There is a groundswell of farmers using regenerative practices recognising that much of our farmland is in poor condition and would work better with a few repairs.
The challenge has been how to do it.
Showing growers how to use different regenerative practices can be useful. But the better approach is to give farmers the know-how to choose the best techniques for the issues holding them back, their growing conditions, livestock, and crops, by:
- Understanding what they need to regenerate – the ecological functions in their production systems, and
- How to do it - developing practices mimicking how these functions get naturally repaired in their growing conditions.
Soil carbon, organic matter, water infiltration, and biodiversity are valuable measures to track our progress, but these are products and services of functioning ecosystems. We need functioning ecosystems for these to improve.
The ecological principles are straightforward. Growers come on board appreciating the eco-logic and seeing the economic benefits. They trial techniques, learn and share their experiences.
Farmers who are open to and interested in exploring new ways of growing; climate, type of production systems, or property size doesn't matter – the principles are the same. Community and market gardeners, hobby farmers and large scale commercial growers all benefit from using this ecological approach.

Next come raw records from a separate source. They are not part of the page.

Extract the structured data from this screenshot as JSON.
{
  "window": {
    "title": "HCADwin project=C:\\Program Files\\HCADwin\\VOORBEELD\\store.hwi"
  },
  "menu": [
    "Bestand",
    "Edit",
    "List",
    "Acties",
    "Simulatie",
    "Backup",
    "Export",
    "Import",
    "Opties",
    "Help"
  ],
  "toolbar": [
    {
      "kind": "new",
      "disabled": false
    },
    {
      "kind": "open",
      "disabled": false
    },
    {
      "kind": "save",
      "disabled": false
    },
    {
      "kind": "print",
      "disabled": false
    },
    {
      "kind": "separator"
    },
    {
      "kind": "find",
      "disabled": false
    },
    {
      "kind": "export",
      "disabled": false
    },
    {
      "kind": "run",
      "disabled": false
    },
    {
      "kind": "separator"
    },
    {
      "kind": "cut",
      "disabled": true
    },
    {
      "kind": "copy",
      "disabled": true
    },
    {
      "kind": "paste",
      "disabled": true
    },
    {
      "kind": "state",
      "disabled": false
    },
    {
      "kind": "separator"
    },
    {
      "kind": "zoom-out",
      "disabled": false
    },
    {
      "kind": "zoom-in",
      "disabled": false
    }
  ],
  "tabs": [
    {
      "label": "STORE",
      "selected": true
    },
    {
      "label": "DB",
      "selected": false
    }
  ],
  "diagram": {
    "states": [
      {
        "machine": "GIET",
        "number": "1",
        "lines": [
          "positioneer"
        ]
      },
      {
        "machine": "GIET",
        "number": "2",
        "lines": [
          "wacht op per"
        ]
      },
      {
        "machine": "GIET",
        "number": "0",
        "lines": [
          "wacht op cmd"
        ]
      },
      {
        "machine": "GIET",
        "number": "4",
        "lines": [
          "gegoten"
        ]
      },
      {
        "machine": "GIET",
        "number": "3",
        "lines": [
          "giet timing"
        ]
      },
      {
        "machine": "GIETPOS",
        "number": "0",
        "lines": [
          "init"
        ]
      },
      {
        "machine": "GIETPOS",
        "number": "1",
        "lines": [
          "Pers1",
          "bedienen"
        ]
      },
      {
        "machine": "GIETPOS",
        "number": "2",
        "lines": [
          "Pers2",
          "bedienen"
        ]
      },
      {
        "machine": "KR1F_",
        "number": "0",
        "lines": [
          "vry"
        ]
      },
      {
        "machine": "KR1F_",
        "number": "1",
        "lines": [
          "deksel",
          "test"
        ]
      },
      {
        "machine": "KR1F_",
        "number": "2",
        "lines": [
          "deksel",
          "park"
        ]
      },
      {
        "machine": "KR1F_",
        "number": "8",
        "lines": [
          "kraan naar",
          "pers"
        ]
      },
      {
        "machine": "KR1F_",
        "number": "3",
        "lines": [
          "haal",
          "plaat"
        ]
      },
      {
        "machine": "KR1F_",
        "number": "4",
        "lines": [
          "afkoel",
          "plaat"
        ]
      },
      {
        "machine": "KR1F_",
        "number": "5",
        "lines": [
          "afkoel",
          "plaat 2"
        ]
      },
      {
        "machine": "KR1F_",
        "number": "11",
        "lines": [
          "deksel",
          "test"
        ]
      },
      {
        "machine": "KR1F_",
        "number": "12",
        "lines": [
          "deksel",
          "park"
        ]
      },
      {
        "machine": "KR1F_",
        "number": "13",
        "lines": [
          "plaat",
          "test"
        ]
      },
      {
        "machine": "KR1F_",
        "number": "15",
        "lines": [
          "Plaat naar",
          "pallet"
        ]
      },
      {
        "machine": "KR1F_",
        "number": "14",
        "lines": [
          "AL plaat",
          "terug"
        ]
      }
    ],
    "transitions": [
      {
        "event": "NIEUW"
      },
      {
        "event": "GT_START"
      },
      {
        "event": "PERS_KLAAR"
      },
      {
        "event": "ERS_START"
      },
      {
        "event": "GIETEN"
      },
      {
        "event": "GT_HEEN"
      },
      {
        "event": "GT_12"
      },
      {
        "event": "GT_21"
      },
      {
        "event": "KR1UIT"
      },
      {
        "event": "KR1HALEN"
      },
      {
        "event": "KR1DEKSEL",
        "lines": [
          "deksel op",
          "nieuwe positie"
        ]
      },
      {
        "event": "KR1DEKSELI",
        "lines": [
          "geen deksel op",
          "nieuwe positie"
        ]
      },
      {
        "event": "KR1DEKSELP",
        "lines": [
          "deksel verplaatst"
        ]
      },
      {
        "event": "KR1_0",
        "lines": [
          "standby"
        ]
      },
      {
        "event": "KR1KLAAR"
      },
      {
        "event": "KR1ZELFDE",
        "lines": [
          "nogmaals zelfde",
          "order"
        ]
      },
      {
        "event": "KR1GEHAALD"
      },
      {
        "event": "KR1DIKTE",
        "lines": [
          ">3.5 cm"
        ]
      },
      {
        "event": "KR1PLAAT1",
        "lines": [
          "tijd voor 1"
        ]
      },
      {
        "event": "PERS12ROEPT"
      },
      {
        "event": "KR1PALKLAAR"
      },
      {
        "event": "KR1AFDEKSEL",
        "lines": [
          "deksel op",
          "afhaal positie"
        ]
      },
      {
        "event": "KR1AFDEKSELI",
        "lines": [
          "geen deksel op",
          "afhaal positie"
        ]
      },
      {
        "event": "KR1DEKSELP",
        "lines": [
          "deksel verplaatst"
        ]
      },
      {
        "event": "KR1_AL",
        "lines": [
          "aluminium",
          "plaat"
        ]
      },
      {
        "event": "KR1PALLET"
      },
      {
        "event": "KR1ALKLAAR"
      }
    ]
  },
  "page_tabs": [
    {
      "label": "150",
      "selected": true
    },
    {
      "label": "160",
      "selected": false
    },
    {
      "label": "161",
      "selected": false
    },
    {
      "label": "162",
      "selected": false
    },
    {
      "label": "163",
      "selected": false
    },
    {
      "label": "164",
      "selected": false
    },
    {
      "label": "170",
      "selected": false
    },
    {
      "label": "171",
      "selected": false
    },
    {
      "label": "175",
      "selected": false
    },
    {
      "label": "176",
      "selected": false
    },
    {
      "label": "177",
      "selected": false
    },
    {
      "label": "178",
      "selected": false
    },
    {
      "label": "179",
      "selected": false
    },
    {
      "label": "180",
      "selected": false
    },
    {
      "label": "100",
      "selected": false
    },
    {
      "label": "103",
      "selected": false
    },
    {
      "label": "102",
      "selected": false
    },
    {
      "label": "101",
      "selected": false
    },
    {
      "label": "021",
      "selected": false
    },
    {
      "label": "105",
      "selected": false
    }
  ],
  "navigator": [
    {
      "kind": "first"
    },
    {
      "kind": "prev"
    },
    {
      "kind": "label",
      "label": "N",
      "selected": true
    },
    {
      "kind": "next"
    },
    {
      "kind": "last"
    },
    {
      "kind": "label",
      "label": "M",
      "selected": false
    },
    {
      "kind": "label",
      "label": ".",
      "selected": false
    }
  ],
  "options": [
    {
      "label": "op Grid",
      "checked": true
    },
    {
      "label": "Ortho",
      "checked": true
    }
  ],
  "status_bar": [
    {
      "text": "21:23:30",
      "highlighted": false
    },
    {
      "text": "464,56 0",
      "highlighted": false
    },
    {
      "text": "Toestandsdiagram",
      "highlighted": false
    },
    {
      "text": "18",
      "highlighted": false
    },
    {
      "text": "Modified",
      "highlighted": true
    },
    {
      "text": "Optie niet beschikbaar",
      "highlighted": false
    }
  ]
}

We partner with organisations to deliver these workshops in their region or online from Hill Top Farm - our learning centre in far north Queensland.

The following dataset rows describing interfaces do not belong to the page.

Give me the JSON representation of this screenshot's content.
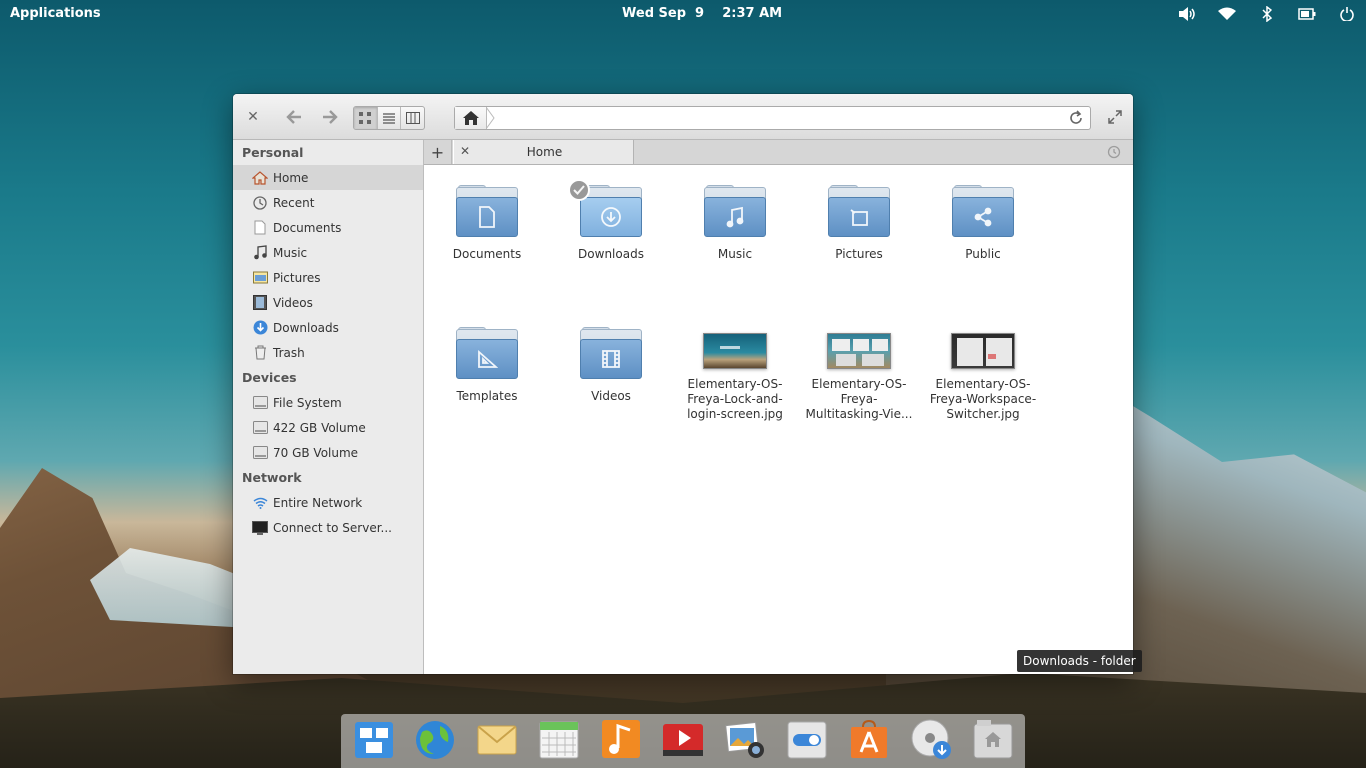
{
  "panel": {
    "applications_label": "Applications",
    "clock": "Wed Sep  9    2:37 AM",
    "indicators": [
      "volume-icon",
      "wifi-icon",
      "bluetooth-icon",
      "battery-icon",
      "power-icon"
    ]
  },
  "window": {
    "tab_label": "Home",
    "path_placeholder": ""
  },
  "sidebar": {
    "sections": [
      {
        "heading": "Personal",
        "items": [
          "Home",
          "Recent",
          "Documents",
          "Music",
          "Pictures",
          "Videos",
          "Downloads",
          "Trash"
        ]
      },
      {
        "heading": "Devices",
        "items": [
          "File System",
          "422 GB Volume",
          "70 GB Volume"
        ]
      },
      {
        "heading": "Network",
        "items": [
          "Entire Network",
          "Connect to Server..."
        ]
      }
    ],
    "selected": "Home"
  },
  "content": {
    "items": [
      {
        "label": "Documents",
        "type": "folder",
        "icon": "document-icon"
      },
      {
        "label": "Downloads",
        "type": "folder",
        "icon": "download-icon",
        "selected": true
      },
      {
        "label": "Music",
        "type": "folder",
        "icon": "music-note-icon"
      },
      {
        "label": "Pictures",
        "type": "folder",
        "icon": "picture-icon"
      },
      {
        "label": "Public",
        "type": "folder",
        "icon": "share-icon"
      },
      {
        "label": "Templates",
        "type": "folder",
        "icon": "ruler-triangle-icon"
      },
      {
        "label": "Videos",
        "type": "folder",
        "icon": "film-icon"
      },
      {
        "label": "Elementary-OS-Freya-Lock-and-login-screen.jpg",
        "label_lines": [
          "Elementary-OS-",
          "Freya-Lock-and-",
          "login-screen.jpg"
        ],
        "type": "image"
      },
      {
        "label": "Elementary-OS-Freya-Multitasking-Vie...",
        "label_lines": [
          "Elementary-OS-",
          "Freya-",
          "Multitasking-Vie..."
        ],
        "type": "image"
      },
      {
        "label": "Elementary-OS-Freya-Workspace-Switcher.jpg",
        "label_lines": [
          "Elementary-OS-",
          "Freya-Workspace-",
          "Switcher.jpg"
        ],
        "type": "image"
      }
    ]
  },
  "tooltip": "Downloads - folder",
  "dock": {
    "apps": [
      "multitasking-view-icon",
      "web-browser-icon",
      "mail-icon",
      "calendar-icon",
      "music-icon",
      "videos-icon",
      "photos-icon",
      "settings-icon",
      "app-center-icon",
      "disk-download-icon",
      "files-icon"
    ]
  }
}
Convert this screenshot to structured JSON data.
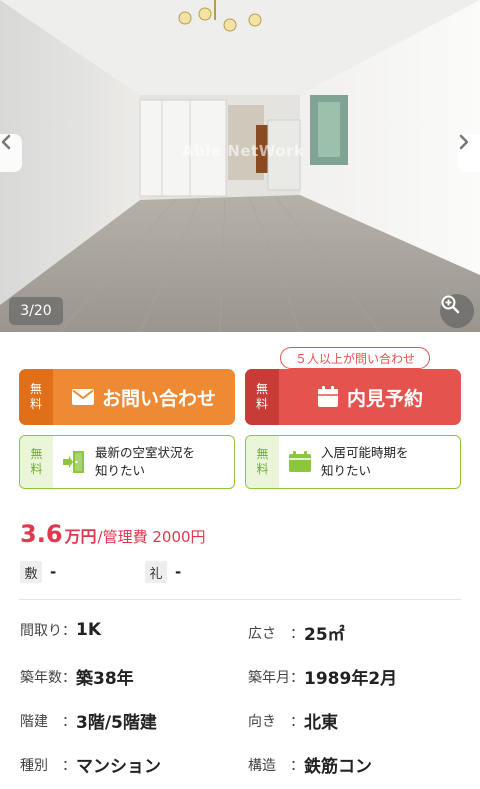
{
  "gallery": {
    "watermark": "Able NetWork",
    "counter": "3/20",
    "prev_icon": "chevron-left-icon",
    "next_icon": "chevron-right-icon",
    "zoom_icon": "zoom-in-icon"
  },
  "actions": {
    "free_label_1": "無",
    "free_label_2": "料",
    "inquiry_label": "お問い合わせ",
    "visit_label": "内見予約",
    "visit_badge": "５人以上が問い合わせ",
    "status_line1": "最新の空室状況を",
    "status_line2": "知りたい",
    "move_line1": "入居可能時期を",
    "move_line2": "知りたい",
    "colors": {
      "orange": "#ef8a34",
      "red": "#e5534f",
      "green": "#8cc63f"
    }
  },
  "price": {
    "amount": "3.6",
    "unit": "万円",
    "separator": "/",
    "fee": "管理費 2000円"
  },
  "deposit": {
    "shiki_label": "敷",
    "shiki_value": "-",
    "rei_label": "礼",
    "rei_value": "-"
  },
  "specs": [
    {
      "key": "間取り：",
      "value": "1K"
    },
    {
      "key": "広さ　：",
      "value": "25㎡"
    },
    {
      "key": "築年数：",
      "value": "築38年"
    },
    {
      "key": "築年月：",
      "value": "1989年2月"
    },
    {
      "key": "階建　：",
      "value": "3階/5階建"
    },
    {
      "key": "向き　：",
      "value": "北東"
    },
    {
      "key": "種別　：",
      "value": "マンション"
    },
    {
      "key": "構造　：",
      "value": "鉄筋コン"
    }
  ]
}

Partners generally have extensive networks and media contacts for promotions, organise registration, the venue and catering. Dr Wendy Seabrook works closely with you to fine-tune the content to meet the needs of your participants.